Interface dataset entries
*** Block opens ***

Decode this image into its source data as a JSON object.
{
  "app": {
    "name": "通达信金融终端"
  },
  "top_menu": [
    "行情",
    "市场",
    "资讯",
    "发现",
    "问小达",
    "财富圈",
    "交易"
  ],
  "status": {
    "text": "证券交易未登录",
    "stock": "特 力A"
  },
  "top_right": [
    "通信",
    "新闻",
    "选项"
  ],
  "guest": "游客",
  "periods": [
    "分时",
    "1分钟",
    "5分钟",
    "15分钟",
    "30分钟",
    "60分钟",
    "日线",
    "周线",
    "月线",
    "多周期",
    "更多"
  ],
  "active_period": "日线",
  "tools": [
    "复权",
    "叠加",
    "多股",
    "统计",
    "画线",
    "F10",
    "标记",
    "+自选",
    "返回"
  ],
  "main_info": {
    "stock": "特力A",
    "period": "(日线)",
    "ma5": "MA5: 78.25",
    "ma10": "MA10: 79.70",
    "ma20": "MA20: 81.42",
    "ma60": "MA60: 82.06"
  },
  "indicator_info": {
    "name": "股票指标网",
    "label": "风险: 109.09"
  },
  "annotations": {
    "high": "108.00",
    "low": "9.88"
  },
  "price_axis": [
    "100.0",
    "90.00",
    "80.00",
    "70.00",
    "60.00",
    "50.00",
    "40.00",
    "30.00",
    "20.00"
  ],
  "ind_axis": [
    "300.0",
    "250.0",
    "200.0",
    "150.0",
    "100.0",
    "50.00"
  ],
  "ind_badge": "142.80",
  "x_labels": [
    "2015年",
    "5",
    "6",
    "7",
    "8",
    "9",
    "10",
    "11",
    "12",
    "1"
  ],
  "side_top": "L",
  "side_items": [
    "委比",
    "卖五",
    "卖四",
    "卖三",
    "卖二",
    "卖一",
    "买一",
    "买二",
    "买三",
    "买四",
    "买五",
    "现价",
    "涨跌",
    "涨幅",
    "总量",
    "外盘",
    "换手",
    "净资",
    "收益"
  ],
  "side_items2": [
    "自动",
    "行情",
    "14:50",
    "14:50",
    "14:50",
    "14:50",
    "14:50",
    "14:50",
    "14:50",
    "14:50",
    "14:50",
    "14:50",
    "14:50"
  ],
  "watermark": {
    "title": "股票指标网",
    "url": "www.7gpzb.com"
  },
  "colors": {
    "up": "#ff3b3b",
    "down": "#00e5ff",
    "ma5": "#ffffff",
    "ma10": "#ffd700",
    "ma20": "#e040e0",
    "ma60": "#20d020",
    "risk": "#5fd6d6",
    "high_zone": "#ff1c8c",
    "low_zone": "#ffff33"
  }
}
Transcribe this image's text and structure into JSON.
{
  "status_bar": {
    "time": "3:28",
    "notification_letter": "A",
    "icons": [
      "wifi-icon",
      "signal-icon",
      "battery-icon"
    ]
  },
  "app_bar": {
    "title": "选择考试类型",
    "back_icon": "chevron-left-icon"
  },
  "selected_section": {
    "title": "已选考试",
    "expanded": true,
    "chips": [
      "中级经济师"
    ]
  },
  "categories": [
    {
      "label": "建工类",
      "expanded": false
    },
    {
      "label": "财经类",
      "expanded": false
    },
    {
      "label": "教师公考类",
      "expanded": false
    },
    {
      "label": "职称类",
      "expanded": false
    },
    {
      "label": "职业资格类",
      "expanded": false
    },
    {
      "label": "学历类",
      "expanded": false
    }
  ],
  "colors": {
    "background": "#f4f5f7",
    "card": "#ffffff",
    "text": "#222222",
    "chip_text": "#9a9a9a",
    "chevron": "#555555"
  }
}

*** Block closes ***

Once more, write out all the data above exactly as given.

Decode this image into its source data as a JSON object.
{
  "app": {
    "name": "通达信金融终端"
  },
  "top_menu": [
    "行情",
    "市场",
    "资讯",
    "发现",
    "问小达",
    "财富圈",
    "交易"
  ],
  "status": {
    "text": "证券交易未登录",
    "stock": "特 力A"
  },
  "top_right": [
    "通信",
    "新闻",
    "选项"
  ],
  "guest": "游客",
  "periods": [
    "分时",
    "1分钟",
    "5分钟",
    "15分钟",
    "30分钟",
    "60分钟",
    "日线",
    "周线",
    "月线",
    "多周期",
    "更多"
  ],
  "active_period": "日线",
  "tools": [
    "复权",
    "叠加",
    "多股",
    "统计",
    "画线",
    "F10",
    "标记",
    "+自选",
    "返回"
  ],
  "main_info": {
    "stock": "特力A",
    "period": "(日线)",
    "ma5": "MA5: 78.25",
    "ma10": "MA10: 79.70",
    "ma20": "MA20: 81.42",
    "ma60": "MA60: 82.06"
  },
  "indicator_info": {
    "name": "股票指标网",
    "label": "风险: 109.09"
  },
  "annotations": {
    "high": "108.00",
    "low": "9.88"
  },
  "price_axis": [
    "100.0",
    "90.00",
    "80.00",
    "70.00",
    "60.00",
    "50.00",
    "40.00",
    "30.00",
    "20.00"
  ],
  "ind_axis": [
    "300.0",
    "250.0",
    "200.0",
    "150.0",
    "100.0",
    "50.00"
  ],
  "ind_badge": "142.80",
  "x_labels": [
    "2015年",
    "5",
    "6",
    "7",
    "8",
    "9",
    "10",
    "11",
    "12",
    "1"
  ],
  "side_top": "L",
  "side_items": [
    "委比",
    "卖五",
    "卖四",
    "卖三",
    "卖二",
    "卖一",
    "买一",
    "买二",
    "买三",
    "买四",
    "买五",
    "现价",
    "涨跌",
    "涨幅",
    "总量",
    "外盘",
    "换手",
    "净资",
    "收益"
  ],
  "side_items2": [
    "自动",
    "行情",
    "14:50",
    "14:50",
    "14:50",
    "14:50",
    "14:50",
    "14:50",
    "14:50",
    "14:50",
    "14:50",
    "14:50",
    "14:50"
  ],
  "watermark": {
    "title": "股票指标网",
    "url": "www.7gpzb.com"
  },
  "colors": {
    "up": "#ff3b3b",
    "down": "#00e5ff",
    "ma5": "#ffffff",
    "ma10": "#ffd700",
    "ma20": "#e040e0",
    "ma60": "#20d020",
    "risk": "#5fd6d6",
    "high_zone": "#ff1c8c",
    "low_zone": "#ffff33"
  }
}
Transcribe this image's text and structure into JSON.
{
  "status_bar": {
    "time": "3:28",
    "notification_letter": "A",
    "icons": [
      "wifi-icon",
      "signal-icon",
      "battery-icon"
    ]
  },
  "app_bar": {
    "title": "选择考试类型",
    "back_icon": "chevron-left-icon"
  },
  "selected_section": {
    "title": "已选考试",
    "expanded": true,
    "chips": [
      "中级经济师"
    ]
  },
  "categories": [
    {
      "label": "建工类",
      "expanded": false
    },
    {
      "label": "财经类",
      "expanded": false
    },
    {
      "label": "教师公考类",
      "expanded": false
    },
    {
      "label": "职称类",
      "expanded": false
    },
    {
      "label": "职业资格类",
      "expanded": false
    },
    {
      "label": "学历类",
      "expanded": false
    }
  ],
  "colors": {
    "background": "#f4f5f7",
    "card": "#ffffff",
    "text": "#222222",
    "chip_text": "#9a9a9a",
    "chevron": "#555555"
  }
}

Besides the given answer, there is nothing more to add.